Data section:

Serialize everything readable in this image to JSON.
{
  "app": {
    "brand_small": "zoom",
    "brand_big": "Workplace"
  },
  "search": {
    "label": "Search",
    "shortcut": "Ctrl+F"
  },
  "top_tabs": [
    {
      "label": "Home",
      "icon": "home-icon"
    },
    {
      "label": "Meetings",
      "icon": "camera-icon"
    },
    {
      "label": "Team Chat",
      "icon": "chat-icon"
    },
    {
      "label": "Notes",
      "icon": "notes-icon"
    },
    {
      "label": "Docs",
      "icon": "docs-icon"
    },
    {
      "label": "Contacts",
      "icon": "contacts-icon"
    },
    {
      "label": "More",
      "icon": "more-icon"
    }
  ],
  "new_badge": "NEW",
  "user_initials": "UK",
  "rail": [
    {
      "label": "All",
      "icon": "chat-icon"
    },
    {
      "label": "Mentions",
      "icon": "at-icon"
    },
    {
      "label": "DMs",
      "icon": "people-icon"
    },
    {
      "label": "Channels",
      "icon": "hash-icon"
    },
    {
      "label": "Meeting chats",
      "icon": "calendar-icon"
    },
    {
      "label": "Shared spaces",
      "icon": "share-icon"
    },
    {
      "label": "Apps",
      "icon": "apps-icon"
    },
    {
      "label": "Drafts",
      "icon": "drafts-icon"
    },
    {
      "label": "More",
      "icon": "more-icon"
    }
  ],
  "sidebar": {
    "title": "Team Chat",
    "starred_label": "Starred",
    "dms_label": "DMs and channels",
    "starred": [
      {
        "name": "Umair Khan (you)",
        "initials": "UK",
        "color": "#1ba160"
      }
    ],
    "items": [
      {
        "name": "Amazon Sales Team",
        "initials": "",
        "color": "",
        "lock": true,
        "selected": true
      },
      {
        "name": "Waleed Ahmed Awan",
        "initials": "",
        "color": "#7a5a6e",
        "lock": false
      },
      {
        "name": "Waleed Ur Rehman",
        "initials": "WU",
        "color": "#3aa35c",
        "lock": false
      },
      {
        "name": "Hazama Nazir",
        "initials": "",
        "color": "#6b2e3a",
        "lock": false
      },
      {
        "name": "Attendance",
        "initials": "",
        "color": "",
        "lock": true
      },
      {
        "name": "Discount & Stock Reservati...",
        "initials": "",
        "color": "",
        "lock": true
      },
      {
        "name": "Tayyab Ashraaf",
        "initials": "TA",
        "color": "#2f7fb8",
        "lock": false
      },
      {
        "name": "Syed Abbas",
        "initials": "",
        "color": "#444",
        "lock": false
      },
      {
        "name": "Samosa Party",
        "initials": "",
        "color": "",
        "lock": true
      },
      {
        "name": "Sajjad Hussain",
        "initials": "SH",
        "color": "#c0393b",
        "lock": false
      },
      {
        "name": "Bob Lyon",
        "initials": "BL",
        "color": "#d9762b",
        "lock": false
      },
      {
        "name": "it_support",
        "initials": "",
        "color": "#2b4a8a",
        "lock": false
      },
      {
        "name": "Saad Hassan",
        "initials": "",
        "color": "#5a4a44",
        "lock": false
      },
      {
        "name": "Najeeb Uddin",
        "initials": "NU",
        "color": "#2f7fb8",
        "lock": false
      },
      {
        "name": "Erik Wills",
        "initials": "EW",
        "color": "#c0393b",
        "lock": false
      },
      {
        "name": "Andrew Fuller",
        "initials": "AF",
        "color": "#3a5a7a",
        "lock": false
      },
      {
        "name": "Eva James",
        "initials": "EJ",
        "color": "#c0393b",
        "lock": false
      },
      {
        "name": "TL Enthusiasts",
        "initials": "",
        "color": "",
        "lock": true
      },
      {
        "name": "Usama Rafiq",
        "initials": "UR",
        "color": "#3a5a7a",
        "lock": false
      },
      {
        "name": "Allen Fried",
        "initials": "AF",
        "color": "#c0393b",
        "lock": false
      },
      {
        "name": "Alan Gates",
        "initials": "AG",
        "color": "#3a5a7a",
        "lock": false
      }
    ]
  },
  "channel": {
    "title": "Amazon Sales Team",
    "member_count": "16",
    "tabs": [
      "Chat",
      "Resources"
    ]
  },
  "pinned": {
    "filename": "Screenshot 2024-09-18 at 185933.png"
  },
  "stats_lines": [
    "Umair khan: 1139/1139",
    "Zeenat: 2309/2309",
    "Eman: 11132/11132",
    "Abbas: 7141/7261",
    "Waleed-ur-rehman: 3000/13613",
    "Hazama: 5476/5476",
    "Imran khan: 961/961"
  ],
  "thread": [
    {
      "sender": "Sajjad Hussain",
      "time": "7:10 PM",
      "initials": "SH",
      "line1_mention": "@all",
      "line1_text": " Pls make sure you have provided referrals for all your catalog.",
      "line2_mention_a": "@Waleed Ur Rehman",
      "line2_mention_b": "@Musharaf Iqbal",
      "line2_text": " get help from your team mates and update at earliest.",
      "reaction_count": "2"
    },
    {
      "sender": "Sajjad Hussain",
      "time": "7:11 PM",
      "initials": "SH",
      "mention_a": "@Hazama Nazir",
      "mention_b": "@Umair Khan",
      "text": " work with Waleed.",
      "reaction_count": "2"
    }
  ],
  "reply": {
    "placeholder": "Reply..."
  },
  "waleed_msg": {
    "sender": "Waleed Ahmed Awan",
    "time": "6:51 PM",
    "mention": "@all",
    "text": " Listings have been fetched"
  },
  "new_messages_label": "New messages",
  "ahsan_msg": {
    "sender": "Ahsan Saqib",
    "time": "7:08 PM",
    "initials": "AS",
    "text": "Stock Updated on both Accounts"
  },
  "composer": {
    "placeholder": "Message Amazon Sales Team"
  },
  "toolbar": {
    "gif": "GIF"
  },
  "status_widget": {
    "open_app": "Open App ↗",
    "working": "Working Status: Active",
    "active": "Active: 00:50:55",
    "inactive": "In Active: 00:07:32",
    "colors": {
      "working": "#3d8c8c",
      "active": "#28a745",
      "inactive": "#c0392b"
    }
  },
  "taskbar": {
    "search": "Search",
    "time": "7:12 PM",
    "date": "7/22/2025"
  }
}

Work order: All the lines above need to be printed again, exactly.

Solution to this task:
Serialize everything readable in this image to JSON.
{
  "app": {
    "brand_small": "zoom",
    "brand_big": "Workplace"
  },
  "search": {
    "label": "Search",
    "shortcut": "Ctrl+F"
  },
  "top_tabs": [
    {
      "label": "Home",
      "icon": "home-icon"
    },
    {
      "label": "Meetings",
      "icon": "camera-icon"
    },
    {
      "label": "Team Chat",
      "icon": "chat-icon"
    },
    {
      "label": "Notes",
      "icon": "notes-icon"
    },
    {
      "label": "Docs",
      "icon": "docs-icon"
    },
    {
      "label": "Contacts",
      "icon": "contacts-icon"
    },
    {
      "label": "More",
      "icon": "more-icon"
    }
  ],
  "new_badge": "NEW",
  "user_initials": "UK",
  "rail": [
    {
      "label": "All",
      "icon": "chat-icon"
    },
    {
      "label": "Mentions",
      "icon": "at-icon"
    },
    {
      "label": "DMs",
      "icon": "people-icon"
    },
    {
      "label": "Channels",
      "icon": "hash-icon"
    },
    {
      "label": "Meeting chats",
      "icon": "calendar-icon"
    },
    {
      "label": "Shared spaces",
      "icon": "share-icon"
    },
    {
      "label": "Apps",
      "icon": "apps-icon"
    },
    {
      "label": "Drafts",
      "icon": "drafts-icon"
    },
    {
      "label": "More",
      "icon": "more-icon"
    }
  ],
  "sidebar": {
    "title": "Team Chat",
    "starred_label": "Starred",
    "dms_label": "DMs and channels",
    "starred": [
      {
        "name": "Umair Khan (you)",
        "initials": "UK",
        "color": "#1ba160"
      }
    ],
    "items": [
      {
        "name": "Amazon Sales Team",
        "initials": "",
        "color": "",
        "lock": true,
        "selected": true
      },
      {
        "name": "Waleed Ahmed Awan",
        "initials": "",
        "color": "#7a5a6e",
        "lock": false
      },
      {
        "name": "Waleed Ur Rehman",
        "initials": "WU",
        "color": "#3aa35c",
        "lock": false
      },
      {
        "name": "Hazama Nazir",
        "initials": "",
        "color": "#6b2e3a",
        "lock": false
      },
      {
        "name": "Attendance",
        "initials": "",
        "color": "",
        "lock": true
      },
      {
        "name": "Discount & Stock Reservati...",
        "initials": "",
        "color": "",
        "lock": true
      },
      {
        "name": "Tayyab Ashraaf",
        "initials": "TA",
        "color": "#2f7fb8",
        "lock": false
      },
      {
        "name": "Syed Abbas",
        "initials": "",
        "color": "#444",
        "lock": false
      },
      {
        "name": "Samosa Party",
        "initials": "",
        "color": "",
        "lock": true
      },
      {
        "name": "Sajjad Hussain",
        "initials": "SH",
        "color": "#c0393b",
        "lock": false
      },
      {
        "name": "Bob Lyon",
        "initials": "BL",
        "color": "#d9762b",
        "lock": false
      },
      {
        "name": "it_support",
        "initials": "",
        "color": "#2b4a8a",
        "lock": false
      },
      {
        "name": "Saad Hassan",
        "initials": "",
        "color": "#5a4a44",
        "lock": false
      },
      {
        "name": "Najeeb Uddin",
        "initials": "NU",
        "color": "#2f7fb8",
        "lock": false
      },
      {
        "name": "Erik Wills",
        "initials": "EW",
        "color": "#c0393b",
        "lock": false
      },
      {
        "name": "Andrew Fuller",
        "initials": "AF",
        "color": "#3a5a7a",
        "lock": false
      },
      {
        "name": "Eva James",
        "initials": "EJ",
        "color": "#c0393b",
        "lock": false
      },
      {
        "name": "TL Enthusiasts",
        "initials": "",
        "color": "",
        "lock": true
      },
      {
        "name": "Usama Rafiq",
        "initials": "UR",
        "color": "#3a5a7a",
        "lock": false
      },
      {
        "name": "Allen Fried",
        "initials": "AF",
        "color": "#c0393b",
        "lock": false
      },
      {
        "name": "Alan Gates",
        "initials": "AG",
        "color": "#3a5a7a",
        "lock": false
      }
    ]
  },
  "channel": {
    "title": "Amazon Sales Team",
    "member_count": "16",
    "tabs": [
      "Chat",
      "Resources"
    ]
  },
  "pinned": {
    "filename": "Screenshot 2024-09-18 at 185933.png"
  },
  "stats_lines": [
    "Umair khan: 1139/1139",
    "Zeenat: 2309/2309",
    "Eman: 11132/11132",
    "Abbas: 7141/7261",
    "Waleed-ur-rehman: 3000/13613",
    "Hazama: 5476/5476",
    "Imran khan: 961/961"
  ],
  "thread": [
    {
      "sender": "Sajjad Hussain",
      "time": "7:10 PM",
      "initials": "SH",
      "line1_mention": "@all",
      "line1_text": " Pls make sure you have provided referrals for all your catalog.",
      "line2_mention_a": "@Waleed Ur Rehman",
      "line2_mention_b": "@Musharaf Iqbal",
      "line2_text": " get help from your team mates and update at earliest.",
      "reaction_count": "2"
    },
    {
      "sender": "Sajjad Hussain",
      "time": "7:11 PM",
      "initials": "SH",
      "mention_a": "@Hazama Nazir",
      "mention_b": "@Umair Khan",
      "text": " work with Waleed.",
      "reaction_count": "2"
    }
  ],
  "reply": {
    "placeholder": "Reply..."
  },
  "waleed_msg": {
    "sender": "Waleed Ahmed Awan",
    "time": "6:51 PM",
    "mention": "@all",
    "text": " Listings have been fetched"
  },
  "new_messages_label": "New messages",
  "ahsan_msg": {
    "sender": "Ahsan Saqib",
    "time": "7:08 PM",
    "initials": "AS",
    "text": "Stock Updated on both Accounts"
  },
  "composer": {
    "placeholder": "Message Amazon Sales Team"
  },
  "toolbar": {
    "gif": "GIF"
  },
  "status_widget": {
    "open_app": "Open App ↗",
    "working": "Working Status: Active",
    "active": "Active: 00:50:55",
    "inactive": "In Active: 00:07:32",
    "colors": {
      "working": "#3d8c8c",
      "active": "#28a745",
      "inactive": "#c0392b"
    }
  },
  "taskbar": {
    "search": "Search",
    "time": "7:12 PM",
    "date": "7/22/2025"
  }
}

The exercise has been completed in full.